Melee: There is no separate “melee” rules. Close Combat is simply normal fire combat at very close ranges.
The book includes late war stats for the US, Britain, Germany and the USSR. They cover most of the major weapons. Future releases will expand the available army lists.
On a first reading, Iron Cross comes across as a stripped down Bolt Action, but with the modified activation system. My immediate reaction was that with a one unit at a time system, it would suffer from players standing around watching a lot. This is an issue I have with all of these kinds of games. It was suggested that in multi-player games, simply allow each player to use a command token simultaneously. If the opponent interrupts resolve as normal, and if they roll a 6 switch per the rules. I think in that kind of game initiative would switch a lot, alleviating this.
Overall a much too streamlined/simplified game for what I am looking for, but that’s just down to personal taste. I find these days my tastes are running contrary to the market. I’m tired of simple and want something with more crunch.
I played a small solo game just to see how the game flowed. For a super fast game I thought it offered a good system. The rules are easily remembered, the super fast combat system - one die, roll a 5 -very streamlined.
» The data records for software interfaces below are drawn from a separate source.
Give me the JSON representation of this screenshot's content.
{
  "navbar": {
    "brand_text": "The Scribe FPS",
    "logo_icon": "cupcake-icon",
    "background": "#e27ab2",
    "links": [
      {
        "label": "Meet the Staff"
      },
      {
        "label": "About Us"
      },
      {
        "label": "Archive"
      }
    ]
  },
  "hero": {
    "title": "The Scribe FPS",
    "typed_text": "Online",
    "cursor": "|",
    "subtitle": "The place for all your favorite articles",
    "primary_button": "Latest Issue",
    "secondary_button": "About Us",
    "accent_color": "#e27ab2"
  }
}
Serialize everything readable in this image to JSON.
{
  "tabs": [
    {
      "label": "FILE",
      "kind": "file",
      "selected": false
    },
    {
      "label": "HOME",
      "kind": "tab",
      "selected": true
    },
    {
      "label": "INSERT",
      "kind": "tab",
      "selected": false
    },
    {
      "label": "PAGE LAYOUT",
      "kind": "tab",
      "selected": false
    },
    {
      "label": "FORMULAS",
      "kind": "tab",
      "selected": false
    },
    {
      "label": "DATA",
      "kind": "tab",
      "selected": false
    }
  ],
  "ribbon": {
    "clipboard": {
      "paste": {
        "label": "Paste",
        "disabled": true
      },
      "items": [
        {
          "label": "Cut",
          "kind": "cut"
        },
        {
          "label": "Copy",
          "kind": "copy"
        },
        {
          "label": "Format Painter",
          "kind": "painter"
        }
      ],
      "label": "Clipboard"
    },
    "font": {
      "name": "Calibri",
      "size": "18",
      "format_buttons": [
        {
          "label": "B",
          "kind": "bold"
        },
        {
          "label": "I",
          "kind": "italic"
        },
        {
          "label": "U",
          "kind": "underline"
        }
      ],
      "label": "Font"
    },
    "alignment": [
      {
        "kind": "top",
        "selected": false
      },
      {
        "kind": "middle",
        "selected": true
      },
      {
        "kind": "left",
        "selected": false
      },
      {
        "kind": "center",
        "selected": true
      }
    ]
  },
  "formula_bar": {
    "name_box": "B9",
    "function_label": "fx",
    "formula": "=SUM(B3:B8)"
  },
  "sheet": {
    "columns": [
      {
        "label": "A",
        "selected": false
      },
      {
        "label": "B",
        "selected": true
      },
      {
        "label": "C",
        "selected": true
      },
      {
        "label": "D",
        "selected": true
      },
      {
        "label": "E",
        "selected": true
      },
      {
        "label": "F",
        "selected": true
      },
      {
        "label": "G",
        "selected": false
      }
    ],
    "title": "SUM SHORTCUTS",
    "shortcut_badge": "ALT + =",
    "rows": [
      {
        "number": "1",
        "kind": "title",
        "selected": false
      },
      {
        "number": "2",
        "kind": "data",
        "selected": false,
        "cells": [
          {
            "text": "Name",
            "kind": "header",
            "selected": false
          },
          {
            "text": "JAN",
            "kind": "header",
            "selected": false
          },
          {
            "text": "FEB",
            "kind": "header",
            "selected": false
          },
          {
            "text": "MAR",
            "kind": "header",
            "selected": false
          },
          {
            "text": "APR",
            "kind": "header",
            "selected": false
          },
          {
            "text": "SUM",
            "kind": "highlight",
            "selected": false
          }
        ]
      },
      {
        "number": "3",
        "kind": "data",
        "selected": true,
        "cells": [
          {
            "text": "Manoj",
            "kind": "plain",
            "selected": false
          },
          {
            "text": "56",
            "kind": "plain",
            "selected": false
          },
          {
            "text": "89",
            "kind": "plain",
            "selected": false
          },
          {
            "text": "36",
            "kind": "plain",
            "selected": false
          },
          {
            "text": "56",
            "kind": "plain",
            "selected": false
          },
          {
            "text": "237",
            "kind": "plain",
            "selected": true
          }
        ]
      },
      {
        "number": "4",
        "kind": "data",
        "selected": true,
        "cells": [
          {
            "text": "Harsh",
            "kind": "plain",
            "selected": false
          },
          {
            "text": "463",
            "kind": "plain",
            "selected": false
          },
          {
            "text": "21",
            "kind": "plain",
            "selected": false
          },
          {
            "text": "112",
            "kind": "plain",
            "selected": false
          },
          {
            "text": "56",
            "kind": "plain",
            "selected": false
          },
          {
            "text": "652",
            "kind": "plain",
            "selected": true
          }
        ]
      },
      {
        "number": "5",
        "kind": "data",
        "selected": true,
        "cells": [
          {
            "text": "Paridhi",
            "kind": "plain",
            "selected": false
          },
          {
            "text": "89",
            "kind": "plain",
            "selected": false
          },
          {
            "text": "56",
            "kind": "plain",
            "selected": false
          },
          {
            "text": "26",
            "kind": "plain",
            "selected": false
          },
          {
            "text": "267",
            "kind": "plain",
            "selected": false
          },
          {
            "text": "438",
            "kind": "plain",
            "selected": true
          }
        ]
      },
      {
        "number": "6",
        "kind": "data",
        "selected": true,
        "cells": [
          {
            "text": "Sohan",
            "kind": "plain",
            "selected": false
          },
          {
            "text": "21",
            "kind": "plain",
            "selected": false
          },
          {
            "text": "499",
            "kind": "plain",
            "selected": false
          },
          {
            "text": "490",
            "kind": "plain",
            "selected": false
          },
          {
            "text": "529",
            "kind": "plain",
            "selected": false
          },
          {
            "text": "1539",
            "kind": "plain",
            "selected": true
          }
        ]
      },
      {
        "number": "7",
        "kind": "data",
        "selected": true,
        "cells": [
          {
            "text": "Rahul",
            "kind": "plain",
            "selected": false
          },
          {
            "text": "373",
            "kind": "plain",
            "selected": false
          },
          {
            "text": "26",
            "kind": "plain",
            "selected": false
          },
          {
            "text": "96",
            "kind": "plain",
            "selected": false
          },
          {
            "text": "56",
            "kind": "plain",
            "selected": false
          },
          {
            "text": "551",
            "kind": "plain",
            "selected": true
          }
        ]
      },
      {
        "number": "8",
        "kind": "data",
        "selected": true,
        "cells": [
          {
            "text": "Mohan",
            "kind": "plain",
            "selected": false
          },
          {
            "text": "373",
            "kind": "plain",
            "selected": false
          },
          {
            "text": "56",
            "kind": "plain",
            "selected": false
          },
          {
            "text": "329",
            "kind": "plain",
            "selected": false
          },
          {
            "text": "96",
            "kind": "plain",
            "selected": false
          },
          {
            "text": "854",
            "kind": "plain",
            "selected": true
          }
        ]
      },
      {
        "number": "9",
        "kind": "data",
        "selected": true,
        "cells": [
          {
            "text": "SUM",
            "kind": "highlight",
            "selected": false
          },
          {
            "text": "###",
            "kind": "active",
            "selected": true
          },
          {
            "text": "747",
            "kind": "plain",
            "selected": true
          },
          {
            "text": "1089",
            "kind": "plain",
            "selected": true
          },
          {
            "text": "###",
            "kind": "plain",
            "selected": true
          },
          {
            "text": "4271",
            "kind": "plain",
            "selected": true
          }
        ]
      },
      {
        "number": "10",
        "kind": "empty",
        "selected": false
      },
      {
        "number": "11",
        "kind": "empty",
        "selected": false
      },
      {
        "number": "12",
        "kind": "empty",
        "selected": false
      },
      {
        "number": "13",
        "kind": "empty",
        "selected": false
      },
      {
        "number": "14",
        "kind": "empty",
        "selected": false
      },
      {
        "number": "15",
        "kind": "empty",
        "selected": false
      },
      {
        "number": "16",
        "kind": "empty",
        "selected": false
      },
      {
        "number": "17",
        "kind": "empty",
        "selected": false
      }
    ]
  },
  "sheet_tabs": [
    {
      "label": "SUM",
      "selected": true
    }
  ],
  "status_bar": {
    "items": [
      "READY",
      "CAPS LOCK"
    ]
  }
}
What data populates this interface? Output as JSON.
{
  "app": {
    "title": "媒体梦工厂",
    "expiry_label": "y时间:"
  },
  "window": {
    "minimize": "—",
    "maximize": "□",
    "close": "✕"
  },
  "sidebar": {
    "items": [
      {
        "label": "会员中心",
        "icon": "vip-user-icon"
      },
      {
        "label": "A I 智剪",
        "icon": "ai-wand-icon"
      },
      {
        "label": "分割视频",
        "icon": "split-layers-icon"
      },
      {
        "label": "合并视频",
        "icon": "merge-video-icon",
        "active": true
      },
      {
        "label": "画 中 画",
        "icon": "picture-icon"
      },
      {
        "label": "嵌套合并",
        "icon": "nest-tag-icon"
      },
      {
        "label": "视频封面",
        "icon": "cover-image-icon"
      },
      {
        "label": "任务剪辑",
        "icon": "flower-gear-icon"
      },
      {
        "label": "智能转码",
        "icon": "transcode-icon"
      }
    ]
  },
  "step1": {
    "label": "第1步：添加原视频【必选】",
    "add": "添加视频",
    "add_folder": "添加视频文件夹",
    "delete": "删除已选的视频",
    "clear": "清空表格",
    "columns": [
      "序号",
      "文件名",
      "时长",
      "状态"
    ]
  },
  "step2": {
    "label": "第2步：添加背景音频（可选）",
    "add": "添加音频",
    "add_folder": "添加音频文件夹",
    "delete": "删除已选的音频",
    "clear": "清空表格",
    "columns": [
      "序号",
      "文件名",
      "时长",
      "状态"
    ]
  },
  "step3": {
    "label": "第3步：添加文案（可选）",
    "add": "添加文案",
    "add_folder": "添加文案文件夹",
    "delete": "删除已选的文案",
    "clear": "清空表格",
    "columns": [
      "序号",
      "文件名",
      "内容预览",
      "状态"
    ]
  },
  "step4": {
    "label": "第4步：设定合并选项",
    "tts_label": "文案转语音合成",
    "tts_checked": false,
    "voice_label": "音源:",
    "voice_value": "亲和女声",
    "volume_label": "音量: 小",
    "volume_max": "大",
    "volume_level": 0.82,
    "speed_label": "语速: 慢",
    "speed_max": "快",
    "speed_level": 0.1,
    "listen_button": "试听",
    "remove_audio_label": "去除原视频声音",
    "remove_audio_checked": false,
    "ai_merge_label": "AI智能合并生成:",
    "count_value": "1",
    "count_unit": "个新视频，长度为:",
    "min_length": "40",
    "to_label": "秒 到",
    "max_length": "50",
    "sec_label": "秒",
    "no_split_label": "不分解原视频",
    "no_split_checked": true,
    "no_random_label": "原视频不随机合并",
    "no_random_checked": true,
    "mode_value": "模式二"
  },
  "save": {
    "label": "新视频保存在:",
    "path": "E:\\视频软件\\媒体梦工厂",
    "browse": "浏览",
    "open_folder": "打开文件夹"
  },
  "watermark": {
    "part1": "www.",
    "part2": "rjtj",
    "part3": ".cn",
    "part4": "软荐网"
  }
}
Roll to shoot. Got a 2? You missed. Scored a 9? You hit. Scored a 5 or 6? Let’s check the modifiers, cover, etc. The number of modifiers and so on are also very small and if played with any frequency would quickly be memorized.